SHAPED Financial Literacy Project : Dzivarasekwa 1 High Financial Literacy Workshop
By N. Lionel Guzha
On Friday 2 August 2019, The World Economic Forum’s Global Shapers Harare Hub, in partnership with the Higherlife Foundation, held a financial literacy workshop at Dzivarasekwa 1 High School.
This workshop was facilitated by the Harare Hub’s SHAPED Financial Literacy Project. It was held under the theme “Financial Literacy and Its Role in Your Life: The Earlier You Start The Better”.
SHAPED Financial Literacy Project is Harare Hub’s flagship project aimed at championing inclusive growth through financial literacy education. This project is an endeavour that is aimed at promoting inclusive growth through financial literacy education. The project draws guidance from the World Economic Forum’s (WEF) Inclusive Growth and Development Framework particularly on the pillar of Education and Skills (Access, Quality and Equity). The project also falls under the United Nations’ Sustainable Development Goal number 4 on Quality Education, that seeks to ensure inclusive and equitable quality education as well as promote lifelong learning opportunities for all.
About 25 upper six students attended the workshop. The students were introduced to the fundamentals of Financial Literacy and why it is important for everyone to cultivate their financial literacy, regardless of their economic background. They also did an exercise in which they had to create a budget for a fictional character, from which they would draw some valuable lessons on financial planning. According to a Survey of Adult Financial Literacy Competencies done by the Organisation for Economic Cooperation and Development’s International Network on Financial Education (OECD INFE), many adults struggle with basic financial knowledge and concepts. Furthermore, the study shows that less than half of the respondents reported having a household budget.
Financial literacy is important because it equips people with the knowledge and skills that they need to manage money effectively. Without it, one’s financial decisions and the actions that they take—or do not take—lack an informed foundation to maximise their success. This can have dire consequences. In the words of Allen Greenspan, an American economist who served as Chair of the Federal Reserve of the United States from 1987 to 2006. “The number one problem in today’s generation and economy is the lack of financial literacy.” For emerging economies, financially educated consumers can help ensure that the financial sector makes an effective contribution to real economic growth and poverty reduction.
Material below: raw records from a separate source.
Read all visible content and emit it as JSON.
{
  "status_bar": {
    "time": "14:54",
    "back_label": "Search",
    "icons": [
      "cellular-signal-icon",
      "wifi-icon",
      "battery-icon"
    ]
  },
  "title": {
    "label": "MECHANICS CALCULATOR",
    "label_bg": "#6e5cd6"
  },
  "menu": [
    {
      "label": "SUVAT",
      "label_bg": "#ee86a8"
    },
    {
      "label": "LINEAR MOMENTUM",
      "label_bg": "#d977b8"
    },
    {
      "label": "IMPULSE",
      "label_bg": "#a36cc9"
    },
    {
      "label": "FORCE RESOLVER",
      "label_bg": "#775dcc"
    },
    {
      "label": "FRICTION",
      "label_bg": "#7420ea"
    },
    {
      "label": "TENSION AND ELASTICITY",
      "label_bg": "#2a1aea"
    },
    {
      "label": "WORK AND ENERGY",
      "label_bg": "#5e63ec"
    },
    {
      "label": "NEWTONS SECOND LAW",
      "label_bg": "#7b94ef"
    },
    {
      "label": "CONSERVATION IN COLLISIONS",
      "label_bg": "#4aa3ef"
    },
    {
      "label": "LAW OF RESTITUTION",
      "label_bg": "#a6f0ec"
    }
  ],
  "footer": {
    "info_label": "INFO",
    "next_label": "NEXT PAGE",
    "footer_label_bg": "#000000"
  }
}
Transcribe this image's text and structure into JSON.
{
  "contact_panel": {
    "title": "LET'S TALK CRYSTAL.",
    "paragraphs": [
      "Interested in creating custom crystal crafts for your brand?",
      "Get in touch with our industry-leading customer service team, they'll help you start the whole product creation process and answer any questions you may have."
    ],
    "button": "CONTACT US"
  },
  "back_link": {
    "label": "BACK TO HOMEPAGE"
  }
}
It is against this background that the SHAPED Financial Literacy Project has been to making an impact since its launch in March of 2017. The SHAPED Financial Literacy Project seeks to empower Zimbabweans to make better financial decisions that could help them to weather the harsh economic environment.